▸ WORK INSTRUCTION: Whenever a line in the data holds the string "user", copy that line.
---- DATA FOR ANALYSIS
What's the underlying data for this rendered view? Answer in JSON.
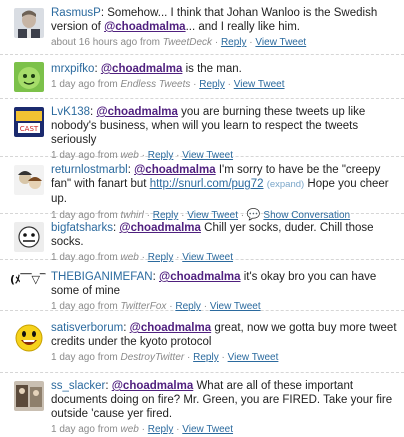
{
  "tweets": [
    {
      "user": "RasmusP",
      "parts": [
        ": Somehow... I think that Johan Wanloo is the Swedish version of "
      ],
      "mention": "@choadmalma",
      "after": "... and I really like him.",
      "time": "about 16 hours ago from",
      "source": "TweetDeck",
      "reply": "Reply",
      "view": "View Tweet",
      "avatar_color": "#8a8f99"
    },
    {
      "user": "mrxpifko",
      "parts": [
        ": "
      ],
      "mention": "@choadmalma",
      "after": " is the man.",
      "time": "1 day ago from",
      "source": "Endless Tweets",
      "reply": "Reply",
      "view": "View Tweet",
      "avatar_color": "#6dbb3f"
    },
    {
      "user": "LvK138",
      "parts": [
        ": "
      ],
      "mention": "@choadmalma",
      "after": " you are burning these tweets up like nobody's business, when will you learn to respect the tweets seriously",
      "time": "1 day ago from",
      "source": "web",
      "reply": "Reply",
      "view": "View Tweet",
      "avatar_color": "#2d3d8f"
    },
    {
      "user": "returnlostmarbl",
      "parts": [
        ": "
      ],
      "mention": "@choadmalma",
      "after": " I'm sorry to have be the \"creepy fan\" with fanart but ",
      "url": "http://snurl.com/pug72",
      "expand": "(expand)",
      "after2": " Hope you cheer up.",
      "time": "1 day ago from",
      "source": "twhirl",
      "reply": "Reply",
      "view": "View Tweet",
      "convo": "Show Conversation",
      "avatar_color": "#9a9a9a"
    },
    {
      "user": "bigfatsharks",
      "parts": [
        ": "
      ],
      "mention": "@choadmalma",
      "after": " Chill yer socks, duder. Chill those socks.",
      "time": "1 day ago from",
      "source": "web",
      "reply": "Reply",
      "view": "View Tweet",
      "avatar_color": "#5a5a5a"
    },
    {
      "user": "THEBIGANIMEFAN",
      "parts": [
        ": "
      ],
      "mention": "@choadmalma",
      "after": " it's okay bro you can have some of mine",
      "time": "1 day ago from",
      "source": "TwitterFox",
      "reply": "Reply",
      "view": "View Tweet",
      "avatar_text": "(ﾒ￣▽￣)",
      "avatar_color": "#ffffff"
    },
    {
      "user": "satisverborum",
      "parts": [
        ": "
      ],
      "mention": "@choadmalma",
      "after": " great, now we gotta buy more tweet credits under the kyoto protocol",
      "time": "1 day ago from",
      "source": "DestroyTwitter",
      "reply": "Reply",
      "view": "View Tweet",
      "avatar_color": "#f2d21a"
    },
    {
      "user": "ss_slacker",
      "parts": [
        ": "
      ],
      "mention": "@choadmalma",
      "after": " What are all of these important documents doing on fire? Mr. Green, you are FIRED. Take your fire outside 'cause yer fired.",
      "time": "1 day ago from",
      "source": "web",
      "reply": "Reply",
      "view": "View Tweet",
      "avatar_color": "#6b5b4b"
    }
  ]
}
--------
▸ ANSWER TO THE EXERCISE:
      "user": "RasmusP",
      "user": "mrxpifko",
      "user": "LvK138",
      "user": "returnlostmarbl",
      "user": "bigfatsharks",
      "user": "THEBIGANIMEFAN",
      "user": "satisverborum",
      "user": "ss_slacker",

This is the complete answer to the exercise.